**Dataset extract:**
BEGIN
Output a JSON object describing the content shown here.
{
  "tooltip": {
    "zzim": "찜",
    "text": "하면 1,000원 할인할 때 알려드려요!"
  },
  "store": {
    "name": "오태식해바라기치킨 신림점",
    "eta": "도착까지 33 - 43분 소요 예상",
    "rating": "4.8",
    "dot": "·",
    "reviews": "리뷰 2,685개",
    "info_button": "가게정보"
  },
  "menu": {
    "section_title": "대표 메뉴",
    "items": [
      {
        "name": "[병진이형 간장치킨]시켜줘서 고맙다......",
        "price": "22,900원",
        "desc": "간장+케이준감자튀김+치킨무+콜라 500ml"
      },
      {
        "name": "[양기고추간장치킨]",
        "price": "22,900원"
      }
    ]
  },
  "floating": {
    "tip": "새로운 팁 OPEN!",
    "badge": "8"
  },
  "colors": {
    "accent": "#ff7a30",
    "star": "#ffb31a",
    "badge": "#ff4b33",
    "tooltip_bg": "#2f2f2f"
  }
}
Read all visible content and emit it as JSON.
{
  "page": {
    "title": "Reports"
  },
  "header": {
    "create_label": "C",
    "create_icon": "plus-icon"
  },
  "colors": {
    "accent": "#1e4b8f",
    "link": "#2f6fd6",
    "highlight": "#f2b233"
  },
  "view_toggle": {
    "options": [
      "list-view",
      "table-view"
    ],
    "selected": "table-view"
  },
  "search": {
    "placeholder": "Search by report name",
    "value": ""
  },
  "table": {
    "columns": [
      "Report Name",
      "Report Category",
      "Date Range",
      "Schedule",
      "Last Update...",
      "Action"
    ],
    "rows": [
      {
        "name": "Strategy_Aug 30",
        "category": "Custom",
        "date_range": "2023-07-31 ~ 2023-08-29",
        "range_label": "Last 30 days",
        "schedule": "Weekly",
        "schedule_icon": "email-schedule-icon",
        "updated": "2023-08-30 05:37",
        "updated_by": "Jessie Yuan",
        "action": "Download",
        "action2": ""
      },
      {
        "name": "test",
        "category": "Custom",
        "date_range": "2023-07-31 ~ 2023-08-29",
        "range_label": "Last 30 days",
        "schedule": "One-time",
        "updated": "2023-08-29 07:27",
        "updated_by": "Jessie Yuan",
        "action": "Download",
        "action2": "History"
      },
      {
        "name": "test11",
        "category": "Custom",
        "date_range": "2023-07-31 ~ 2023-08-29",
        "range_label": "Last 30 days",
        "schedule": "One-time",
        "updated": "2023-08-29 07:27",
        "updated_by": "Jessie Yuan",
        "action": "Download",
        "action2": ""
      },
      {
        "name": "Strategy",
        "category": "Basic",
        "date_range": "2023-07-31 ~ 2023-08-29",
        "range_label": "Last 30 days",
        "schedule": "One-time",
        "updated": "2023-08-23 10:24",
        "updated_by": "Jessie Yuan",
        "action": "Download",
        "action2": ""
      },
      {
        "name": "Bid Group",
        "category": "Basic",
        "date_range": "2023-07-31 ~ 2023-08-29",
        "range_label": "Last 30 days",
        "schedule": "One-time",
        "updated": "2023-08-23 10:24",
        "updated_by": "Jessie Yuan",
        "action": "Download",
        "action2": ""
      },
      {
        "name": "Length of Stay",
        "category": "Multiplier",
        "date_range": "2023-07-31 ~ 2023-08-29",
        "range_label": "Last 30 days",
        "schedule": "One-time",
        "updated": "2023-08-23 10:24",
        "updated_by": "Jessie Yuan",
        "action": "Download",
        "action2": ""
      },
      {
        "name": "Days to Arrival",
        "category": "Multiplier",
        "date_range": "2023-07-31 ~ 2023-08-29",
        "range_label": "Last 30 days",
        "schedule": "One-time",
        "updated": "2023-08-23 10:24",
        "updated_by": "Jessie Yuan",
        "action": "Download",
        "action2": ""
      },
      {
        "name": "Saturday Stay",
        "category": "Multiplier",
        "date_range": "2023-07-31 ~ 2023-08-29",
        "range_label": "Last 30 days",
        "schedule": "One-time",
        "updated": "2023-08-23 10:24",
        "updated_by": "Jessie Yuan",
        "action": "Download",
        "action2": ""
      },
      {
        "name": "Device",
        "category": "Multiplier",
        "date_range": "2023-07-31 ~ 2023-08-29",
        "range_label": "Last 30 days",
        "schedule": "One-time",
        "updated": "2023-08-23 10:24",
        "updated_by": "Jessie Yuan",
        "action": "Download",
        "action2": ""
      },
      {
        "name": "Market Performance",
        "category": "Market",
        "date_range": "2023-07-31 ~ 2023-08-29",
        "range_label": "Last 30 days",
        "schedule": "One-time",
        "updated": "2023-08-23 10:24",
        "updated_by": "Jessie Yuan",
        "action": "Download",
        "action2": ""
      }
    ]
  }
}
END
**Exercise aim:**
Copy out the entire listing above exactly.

**Reply to the task:**
Output a JSON object describing the content shown here.
{
  "tooltip": {
    "zzim": "찜",
    "text": "하면 1,000원 할인할 때 알려드려요!"
  },
  "store": {
    "name": "오태식해바라기치킨 신림점",
    "eta": "도착까지 33 - 43분 소요 예상",
    "rating": "4.8",
    "dot": "·",
    "reviews": "리뷰 2,685개",
    "info_button": "가게정보"
  },
  "menu": {
    "section_title": "대표 메뉴",
    "items": [
      {
        "name": "[병진이형 간장치킨]시켜줘서 고맙다......",
        "price": "22,900원",
        "desc": "간장+케이준감자튀김+치킨무+콜라 500ml"
      },
      {
        "name": "[양기고추간장치킨]",
        "price": "22,900원"
      }
    ]
  },
  "floating": {
    "tip": "새로운 팁 OPEN!",
    "badge": "8"
  },
  "colors": {
    "accent": "#ff7a30",
    "star": "#ffb31a",
    "badge": "#ff4b33",
    "tooltip_bg": "#2f2f2f"
  }
}
Read all visible content and emit it as JSON.
{
  "page": {
    "title": "Reports"
  },
  "header": {
    "create_label": "C",
    "create_icon": "plus-icon"
  },
  "colors": {
    "accent": "#1e4b8f",
    "link": "#2f6fd6",
    "highlight": "#f2b233"
  },
  "view_toggle": {
    "options": [
      "list-view",
      "table-view"
    ],
    "selected": "table-view"
  },
  "search": {
    "placeholder": "Search by report name",
    "value": ""
  },
  "table": {
    "columns": [
      "Report Name",
      "Report Category",
      "Date Range",
      "Schedule",
      "Last Update...",
      "Action"
    ],
    "rows": [
      {
        "name": "Strategy_Aug 30",
        "category": "Custom",
        "date_range": "2023-07-31 ~ 2023-08-29",
        "range_label": "Last 30 days",
        "schedule": "Weekly",
        "schedule_icon": "email-schedule-icon",
        "updated": "2023-08-30 05:37",
        "updated_by": "Jessie Yuan",
        "action": "Download",
        "action2": ""
      },
      {
        "name": "test",
        "category": "Custom",
        "date_range": "2023-07-31 ~ 2023-08-29",
        "range_label": "Last 30 days",
        "schedule": "One-time",
        "updated": "2023-08-29 07:27",
        "updated_by": "Jessie Yuan",
        "action": "Download",
        "action2": "History"
      },
      {
        "name": "test11",
        "category": "Custom",
        "date_range": "2023-07-31 ~ 2023-08-29",
        "range_label": "Last 30 days",
        "schedule": "One-time",
        "updated": "2023-08-29 07:27",
        "updated_by": "Jessie Yuan",
        "action": "Download",
        "action2": ""
      },
      {
        "name": "Strategy",
        "category": "Basic",
        "date_range": "2023-07-31 ~ 2023-08-29",
        "range_label": "Last 30 days",
        "schedule": "One-time",
        "updated": "2023-08-23 10:24",
        "updated_by": "Jessie Yuan",
        "action": "Download",
        "action2": ""
      },
      {
        "name": "Bid Group",
        "category": "Basic",
        "date_range": "2023-07-31 ~ 2023-08-29",
        "range_label": "Last 30 days",
        "schedule": "One-time",
        "updated": "2023-08-23 10:24",
        "updated_by": "Jessie Yuan",
        "action": "Download",
        "action2": ""
      },
      {
        "name": "Length of Stay",
        "category": "Multiplier",
        "date_range": "2023-07-31 ~ 2023-08-29",
        "range_label": "Last 30 days",
        "schedule": "One-time",
        "updated": "2023-08-23 10:24",
        "updated_by": "Jessie Yuan",
        "action": "Download",
        "action2": ""
      },
      {
        "name": "Days to Arrival",
        "category": "Multiplier",
        "date_range": "2023-07-31 ~ 2023-08-29",
        "range_label": "Last 30 days",
        "schedule": "One-time",
        "updated": "2023-08-23 10:24",
        "updated_by": "Jessie Yuan",
        "action": "Download",
        "action2": ""
      },
      {
        "name": "Saturday Stay",
        "category": "Multiplier",
        "date_range": "2023-07-31 ~ 2023-08-29",
        "range_label": "Last 30 days",
        "schedule": "One-time",
        "updated": "2023-08-23 10:24",
        "updated_by": "Jessie Yuan",
        "action": "Download",
        "action2": ""
      },
      {
        "name": "Device",
        "category": "Multiplier",
        "date_range": "2023-07-31 ~ 2023-08-29",
        "range_label": "Last 30 days",
        "schedule": "One-time",
        "updated": "2023-08-23 10:24",
        "updated_by": "Jessie Yuan",
        "action": "Download",
        "action2": ""
      },
      {
        "name": "Market Performance",
        "category": "Market",
        "date_range": "2023-07-31 ~ 2023-08-29",
        "range_label": "Last 30 days",
        "schedule": "One-time",
        "updated": "2023-08-23 10:24",
        "updated_by": "Jessie Yuan",
        "action": "Download",
        "action2": ""
      }
    ]
  }
}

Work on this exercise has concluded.